WASHINGTON, DC — Ken Hachikian, Chairman of the Armenian National Committee of America, Wednesday called upon Secretary of State Hillary Rodham Clinton to lift the unfair and heavy pressure the U.S. government is using to force Armenia to accept a set of highly controversial Protocols on the normalization of relations with Turkey.
In his letter, dated September 30, 2009, Hachikian expressed the Armenian American community’s concern that “these one-sided agreements, which are being imposed upon a landlocked Republic of Armenia that remains blockaded by Turkey and that is still working to overcome the devastating demographic, economic and geopolitical legacy of the Armenian Genocide, would, if adopted, call into question the reality of the Armenian Genocide, threaten Armenia’s security, jeopardize the freedom of Nagorno Karabagh, and compromise the inalienable rights of all Armenians.”
The complete text of the letter is provided below.
September 30, 2009
The Honorable Hillary Rodham Clinton
Secretary of State
U.S. Department of State
2201 C Street N.W.
Washington, DC 20520
Dear Secretary Clinton,
I am writing to share with you the growing alarm and outrage among Armenian Americans over the heavy pressure that you, officials of the Department of State, and others in the Obama-Biden Administration are applying to Armenia to accept the Turkey-Armenia Protocols.
These one-sided agreements, which are being imposed upon a landlocked Republic of Armenia that remains blockaded by Turkey and that is still working to overcome the devastating demographic, economic and geopolitical legacy of the Armenian Genocide, would, if adopted, call into question the reality of the Armenian Genocide, threaten Armenia’s security, jeopardize the freedom of Nagorno Karabagh, and compromise the inalienable rights of all Armenians.

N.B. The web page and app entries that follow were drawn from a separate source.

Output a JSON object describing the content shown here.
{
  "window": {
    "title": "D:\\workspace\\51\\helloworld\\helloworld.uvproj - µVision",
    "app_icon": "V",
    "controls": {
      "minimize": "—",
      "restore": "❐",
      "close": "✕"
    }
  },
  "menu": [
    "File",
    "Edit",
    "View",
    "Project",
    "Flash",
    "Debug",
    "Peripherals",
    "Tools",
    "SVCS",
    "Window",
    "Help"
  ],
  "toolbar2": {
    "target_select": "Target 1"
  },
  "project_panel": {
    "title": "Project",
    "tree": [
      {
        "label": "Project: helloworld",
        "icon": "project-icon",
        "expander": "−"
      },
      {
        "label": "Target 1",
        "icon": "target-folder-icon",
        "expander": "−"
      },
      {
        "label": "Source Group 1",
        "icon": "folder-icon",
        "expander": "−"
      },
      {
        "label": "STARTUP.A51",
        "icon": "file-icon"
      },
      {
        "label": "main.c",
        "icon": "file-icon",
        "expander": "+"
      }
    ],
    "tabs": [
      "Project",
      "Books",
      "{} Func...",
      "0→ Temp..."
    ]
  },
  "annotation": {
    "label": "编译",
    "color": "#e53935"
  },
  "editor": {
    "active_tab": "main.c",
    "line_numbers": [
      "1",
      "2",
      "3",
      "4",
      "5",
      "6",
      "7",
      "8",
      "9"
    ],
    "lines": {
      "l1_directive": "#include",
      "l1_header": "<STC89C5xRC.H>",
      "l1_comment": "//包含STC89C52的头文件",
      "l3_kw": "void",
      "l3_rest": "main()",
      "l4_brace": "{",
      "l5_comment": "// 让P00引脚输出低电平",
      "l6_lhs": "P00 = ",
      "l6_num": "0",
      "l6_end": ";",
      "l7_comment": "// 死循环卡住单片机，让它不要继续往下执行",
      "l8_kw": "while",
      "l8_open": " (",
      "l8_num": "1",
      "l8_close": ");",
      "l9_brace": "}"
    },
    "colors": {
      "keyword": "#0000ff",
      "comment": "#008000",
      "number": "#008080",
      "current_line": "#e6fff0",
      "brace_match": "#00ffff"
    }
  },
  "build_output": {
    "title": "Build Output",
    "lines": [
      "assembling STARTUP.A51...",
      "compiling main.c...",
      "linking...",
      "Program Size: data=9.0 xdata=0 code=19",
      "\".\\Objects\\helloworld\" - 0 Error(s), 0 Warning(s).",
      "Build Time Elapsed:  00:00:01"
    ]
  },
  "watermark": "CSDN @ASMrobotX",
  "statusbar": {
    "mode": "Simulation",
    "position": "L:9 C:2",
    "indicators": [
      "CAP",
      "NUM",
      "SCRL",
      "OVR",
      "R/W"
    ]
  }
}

As you can imagine, in light of your powerful track record as a U.S. Senator and Presidential candidate in support of recognition of the Armenian Genocide, we are particularly troubled by the role that you have played in pressuring Armenia to accept these Protocols. Rather than keeping faith with your principled stands on this human rights issue, you have, since taking office, aggressively pressured Armenia into a process that effectively provides President Obama with a rationale –morally flawed, but nonetheless politically effective – for failing to honor his clearly stated pledge to recognize the Armenian Genocide.

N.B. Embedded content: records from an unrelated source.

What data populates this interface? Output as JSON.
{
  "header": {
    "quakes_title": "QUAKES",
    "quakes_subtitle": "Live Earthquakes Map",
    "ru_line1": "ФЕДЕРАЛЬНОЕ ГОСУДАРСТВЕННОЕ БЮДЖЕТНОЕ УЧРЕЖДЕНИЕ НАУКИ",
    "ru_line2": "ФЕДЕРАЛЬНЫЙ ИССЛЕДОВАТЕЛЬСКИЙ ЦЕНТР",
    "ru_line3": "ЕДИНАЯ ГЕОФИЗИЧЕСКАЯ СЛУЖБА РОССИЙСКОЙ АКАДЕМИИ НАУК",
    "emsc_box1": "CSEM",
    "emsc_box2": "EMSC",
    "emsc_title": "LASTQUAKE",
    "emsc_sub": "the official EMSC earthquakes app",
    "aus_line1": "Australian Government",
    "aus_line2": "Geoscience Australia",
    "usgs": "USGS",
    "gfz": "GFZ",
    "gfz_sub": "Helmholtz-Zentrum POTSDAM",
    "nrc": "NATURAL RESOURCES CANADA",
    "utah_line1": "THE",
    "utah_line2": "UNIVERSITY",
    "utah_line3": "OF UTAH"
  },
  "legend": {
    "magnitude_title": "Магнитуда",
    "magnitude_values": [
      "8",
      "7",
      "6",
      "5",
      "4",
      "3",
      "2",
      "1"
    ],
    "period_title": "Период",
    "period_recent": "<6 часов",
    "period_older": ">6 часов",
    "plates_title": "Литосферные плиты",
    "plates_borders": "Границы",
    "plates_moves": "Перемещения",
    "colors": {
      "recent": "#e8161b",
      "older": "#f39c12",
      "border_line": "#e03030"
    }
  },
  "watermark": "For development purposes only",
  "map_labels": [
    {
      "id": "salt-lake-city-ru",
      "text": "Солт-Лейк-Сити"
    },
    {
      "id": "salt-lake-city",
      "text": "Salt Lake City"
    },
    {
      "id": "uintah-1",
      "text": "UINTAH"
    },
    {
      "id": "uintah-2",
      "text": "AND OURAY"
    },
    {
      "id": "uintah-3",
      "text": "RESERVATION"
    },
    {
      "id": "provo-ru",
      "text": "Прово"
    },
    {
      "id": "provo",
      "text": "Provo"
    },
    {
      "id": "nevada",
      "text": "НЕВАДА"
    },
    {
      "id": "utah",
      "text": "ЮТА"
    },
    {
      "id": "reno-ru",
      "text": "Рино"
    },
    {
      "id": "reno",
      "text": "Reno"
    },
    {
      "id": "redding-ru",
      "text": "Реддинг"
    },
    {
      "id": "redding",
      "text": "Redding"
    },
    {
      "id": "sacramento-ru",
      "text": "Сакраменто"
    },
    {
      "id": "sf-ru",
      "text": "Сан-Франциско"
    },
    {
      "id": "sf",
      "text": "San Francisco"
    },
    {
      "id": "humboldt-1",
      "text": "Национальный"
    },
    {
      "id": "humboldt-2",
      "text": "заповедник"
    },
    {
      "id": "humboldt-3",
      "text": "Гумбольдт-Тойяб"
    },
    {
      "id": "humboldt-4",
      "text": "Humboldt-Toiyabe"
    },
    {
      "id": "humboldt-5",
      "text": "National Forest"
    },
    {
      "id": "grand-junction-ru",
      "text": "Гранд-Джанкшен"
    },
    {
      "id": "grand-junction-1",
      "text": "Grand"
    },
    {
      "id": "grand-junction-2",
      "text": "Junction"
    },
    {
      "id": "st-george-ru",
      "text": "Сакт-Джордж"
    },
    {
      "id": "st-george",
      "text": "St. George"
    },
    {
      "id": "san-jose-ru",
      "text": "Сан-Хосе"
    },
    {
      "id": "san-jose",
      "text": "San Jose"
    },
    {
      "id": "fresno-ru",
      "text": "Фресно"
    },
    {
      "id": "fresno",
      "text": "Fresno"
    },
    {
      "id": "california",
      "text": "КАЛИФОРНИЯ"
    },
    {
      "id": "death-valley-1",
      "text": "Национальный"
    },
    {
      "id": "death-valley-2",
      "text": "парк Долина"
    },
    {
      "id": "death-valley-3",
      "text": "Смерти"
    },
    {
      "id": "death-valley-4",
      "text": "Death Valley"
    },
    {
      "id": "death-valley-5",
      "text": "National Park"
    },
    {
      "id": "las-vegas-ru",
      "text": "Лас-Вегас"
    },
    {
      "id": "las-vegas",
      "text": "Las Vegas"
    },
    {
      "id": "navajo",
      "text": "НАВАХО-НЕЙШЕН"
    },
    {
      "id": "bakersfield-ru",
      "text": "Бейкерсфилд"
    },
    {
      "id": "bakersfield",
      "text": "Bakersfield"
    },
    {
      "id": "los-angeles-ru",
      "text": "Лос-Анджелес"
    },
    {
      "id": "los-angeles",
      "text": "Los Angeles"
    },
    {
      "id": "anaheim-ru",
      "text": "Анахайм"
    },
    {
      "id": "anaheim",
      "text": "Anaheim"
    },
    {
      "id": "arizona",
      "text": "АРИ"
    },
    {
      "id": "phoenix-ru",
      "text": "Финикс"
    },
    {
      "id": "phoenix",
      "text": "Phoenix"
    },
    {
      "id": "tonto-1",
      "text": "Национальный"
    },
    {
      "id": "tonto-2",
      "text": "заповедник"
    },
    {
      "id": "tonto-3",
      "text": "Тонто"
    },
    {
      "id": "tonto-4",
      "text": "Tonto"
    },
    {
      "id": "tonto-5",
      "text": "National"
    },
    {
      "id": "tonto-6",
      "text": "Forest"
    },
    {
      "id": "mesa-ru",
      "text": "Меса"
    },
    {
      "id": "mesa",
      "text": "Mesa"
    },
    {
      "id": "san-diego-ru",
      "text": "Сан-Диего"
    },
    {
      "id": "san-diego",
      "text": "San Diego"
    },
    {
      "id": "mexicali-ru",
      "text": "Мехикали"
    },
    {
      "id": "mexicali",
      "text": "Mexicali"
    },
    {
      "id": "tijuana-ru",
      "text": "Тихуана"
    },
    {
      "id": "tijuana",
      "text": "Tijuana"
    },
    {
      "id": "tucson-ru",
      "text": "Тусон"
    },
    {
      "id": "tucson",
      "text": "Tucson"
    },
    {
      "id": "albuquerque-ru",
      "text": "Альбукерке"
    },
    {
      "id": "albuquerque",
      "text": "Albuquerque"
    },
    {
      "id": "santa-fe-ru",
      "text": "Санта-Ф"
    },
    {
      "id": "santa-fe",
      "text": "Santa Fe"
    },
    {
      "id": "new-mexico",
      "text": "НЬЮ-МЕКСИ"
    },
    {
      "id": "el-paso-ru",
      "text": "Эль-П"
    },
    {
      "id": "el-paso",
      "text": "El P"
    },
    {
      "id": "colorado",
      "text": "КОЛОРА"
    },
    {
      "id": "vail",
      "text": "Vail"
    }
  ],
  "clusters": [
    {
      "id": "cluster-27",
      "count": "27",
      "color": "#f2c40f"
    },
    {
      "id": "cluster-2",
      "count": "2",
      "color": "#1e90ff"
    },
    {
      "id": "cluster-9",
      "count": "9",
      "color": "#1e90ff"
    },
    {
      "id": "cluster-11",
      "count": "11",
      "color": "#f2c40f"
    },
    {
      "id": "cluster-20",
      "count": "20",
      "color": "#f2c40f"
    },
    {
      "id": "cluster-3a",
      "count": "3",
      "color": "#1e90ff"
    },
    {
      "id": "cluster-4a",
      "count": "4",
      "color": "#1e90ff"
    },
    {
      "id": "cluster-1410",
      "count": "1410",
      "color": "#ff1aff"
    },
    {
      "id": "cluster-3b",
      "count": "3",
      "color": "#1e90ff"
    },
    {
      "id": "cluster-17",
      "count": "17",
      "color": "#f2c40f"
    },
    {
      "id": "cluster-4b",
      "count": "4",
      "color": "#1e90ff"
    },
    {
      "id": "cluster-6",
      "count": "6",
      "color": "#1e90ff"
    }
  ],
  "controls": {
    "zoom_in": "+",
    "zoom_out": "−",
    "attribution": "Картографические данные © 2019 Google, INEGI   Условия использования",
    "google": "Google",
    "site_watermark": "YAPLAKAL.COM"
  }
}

The starkest evidence of the intense pressure applied on Armenia is that the initial Turkey-Armenia “Roadmap” was announced late on the evening of April 22nd, only hours before the President’s first April 24th remarks, following a marathon 14-hour session in Yerevan between the Foreign Minister of Armenia, Edward Nalbandyan, and Matt Bryza, at the time a Deputy Assistant Secretary. This meeting, and all the intense pressure on Armenia in the days leading up to the President’s reversal on his Armenian Genocide pledge, was plainly intended to serve Turkey’s interest in blocking U.S. recognition of the Armenian Genocide. This coercion has continued through to this day, with headlines in the New York Times and elsewhere reporting your personal “prodding” and “pushing” of the Armenian government to accept the Protocols in the face of broad-based opposition both in Armenia and the Armenian Diaspora.
As you may know, over 10,000 Armenian Americans gathered in Los Angeles over the weekend to protest the one-sided Protocols and to demand full U.S. recognition of the Armenian Genocide. These American citizens and over one and a half million Armenian Americans, rightful stakeholders in our nation’s policies on Armenian issues, have been excluded from any meaningful role in the shaping of our nation’s active diplomacy on the Protocols. When we have formally protested this exclusion to senior officials of the State Department, we have been advised to address our concerns to the Armenian government. This dismissal represents a patent insult to every American of Armenian heritage. We deserve transparency and honesty from our government, a policy-making process that fairly embraces all American stakeholders, and the opportunity to offer our input in a respectful and meaningful manner.
In light of these concerns, I call upon you to lift the pressure being applied to Armenia to accept the Protocols and ask you, once again, to agree to accept our outstanding request to meet to discuss these and other urgent matters of concern to the Armenian American community.
Kenneth V. Hachikian